By Dan Morse
Washington Post Staff Writer
Tuesday, October 26, 2010; 10:22 PM
Montgomery County detectives were pursuing leads in the case of a slain American University professor but by late Tuesday had not linked the 18-year-old found driving her stolen Jeep to her killing, officials said.
Deandrew Hamlin was seen in the sport-utility vehicle in the District late Monday, about 13 hours after the professor's body had been found in her home. Hamlin led police on a chase and was injured when the Jeep crashed.
It was unclear whether he had obtained the car at the professor's house. He was charged in the District with unauthorized use of a vehicle and felony fleeing.
Hamlin remained hospitalized Tuesday but was expected to be released by Wednesday morning, said Montgomery Assistant Police Chief Drew Tracy.
"We've got multiple people working on it," Tracy said. "What we have to do is put all these leads together, look where the forensics take us, and then make a decision from there on charging."
Police were called to Sue Ann Marcum's home in the 6200 block of Massachusetts Avenue shortly before noon Monday. Her body was found on the lower level of her redbrick home, about two miles northwest of the District. Detectives found signs that someone had broken into the home and struggled with Marcum.
Tracy said evidence indicated that at least one intruder had entered Marcum's home.
As the investigation began Monday, police issued a lookout for Marcum's Jeep Cherokee.
Shortly before midnight, the Cherokee passed one of the District's license-plate recognition sensors, which are programmed to alert police to stolen vehicles. The sensor transmitted a message to police dispatchers that the Jeep was in the area, officials said.
Officers went to Benning Road and tried to stop the Jeep, said Istmania Bonilla, a D.C. police spokeswoman.
The officers chased the Jeep, but the driver tried to get away. The Jeep crashed into a crosswalk signpost at New York Avenue and M Street NW, Bonilla said. Police identified the driver as Hamlin, of Northwest Washington.
His family could not be reached Tuesday.
Marcum's neighborhood, about half a mile from the Glen Echo fire station, is not typically associated with crime. Theresa Barlow, who lives next to Marcum's house, said she hasn't been burglarized or robbed since moving in in 1973.
Police received reports of 34 burglaries through September in Marcum's police patrol area, although no data were available for the same period last year.
For the full Bethesda police district, police had received reports of 225 burglaries through September, based on preliminary figures, said Cpl. Dan Friz, a police spokesman.
That compares with 296 burglaries in the first nine months of last year and 378 for that period in 2008, according to police data.
At American University, students continued to mourn Marcum, 52, and recalled her energy and devotion.

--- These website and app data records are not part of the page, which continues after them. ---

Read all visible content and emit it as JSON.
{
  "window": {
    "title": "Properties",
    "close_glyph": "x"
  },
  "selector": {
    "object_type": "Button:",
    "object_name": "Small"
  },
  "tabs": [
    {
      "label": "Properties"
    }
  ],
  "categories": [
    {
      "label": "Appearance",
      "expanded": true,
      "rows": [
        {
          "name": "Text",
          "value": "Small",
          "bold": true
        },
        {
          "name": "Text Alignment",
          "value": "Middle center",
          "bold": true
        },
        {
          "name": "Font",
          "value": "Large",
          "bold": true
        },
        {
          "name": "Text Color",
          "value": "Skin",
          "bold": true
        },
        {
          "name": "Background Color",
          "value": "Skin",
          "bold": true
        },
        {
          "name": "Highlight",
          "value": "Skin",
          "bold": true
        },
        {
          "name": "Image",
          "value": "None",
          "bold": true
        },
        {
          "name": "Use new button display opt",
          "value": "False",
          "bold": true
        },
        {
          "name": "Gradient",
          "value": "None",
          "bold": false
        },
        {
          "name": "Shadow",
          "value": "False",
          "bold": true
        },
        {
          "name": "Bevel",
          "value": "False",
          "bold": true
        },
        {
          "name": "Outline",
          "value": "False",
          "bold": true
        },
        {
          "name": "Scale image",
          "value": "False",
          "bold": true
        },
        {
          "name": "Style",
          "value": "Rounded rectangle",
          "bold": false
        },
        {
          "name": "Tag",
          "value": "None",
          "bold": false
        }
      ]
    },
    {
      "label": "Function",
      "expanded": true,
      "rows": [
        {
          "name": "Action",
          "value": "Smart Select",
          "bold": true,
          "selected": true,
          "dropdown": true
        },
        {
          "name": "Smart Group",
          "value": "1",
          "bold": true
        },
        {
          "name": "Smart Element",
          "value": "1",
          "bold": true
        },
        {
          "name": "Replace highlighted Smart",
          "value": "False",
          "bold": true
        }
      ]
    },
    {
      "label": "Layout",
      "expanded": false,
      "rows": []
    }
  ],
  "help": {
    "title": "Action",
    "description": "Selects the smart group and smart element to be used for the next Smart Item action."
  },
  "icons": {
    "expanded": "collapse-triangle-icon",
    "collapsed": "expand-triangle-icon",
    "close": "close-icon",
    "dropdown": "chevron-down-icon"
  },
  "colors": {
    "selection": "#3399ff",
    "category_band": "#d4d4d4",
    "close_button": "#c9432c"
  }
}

"She made me want to go to accounting class," one wrote on a Facebook tribute page. "I didn't even know that was possible. She was always making everyone laugh. I don't know how I am supposed to finish this semester of accounting without her."
"I hope you rest in peace, Professor Marcum, you were great and I cannot believe something so horrible would happen to someone so wonderful," wrote Deep Master.
Master said in an interview that Marcum made accounting interesting, such as when she recalled her career as a tax director for Ringling Bros. Barnum & Bailey. "I just remember the different business strategies she presented to them," he said.
Staff writer Debbi Wilgoren contributed to this report.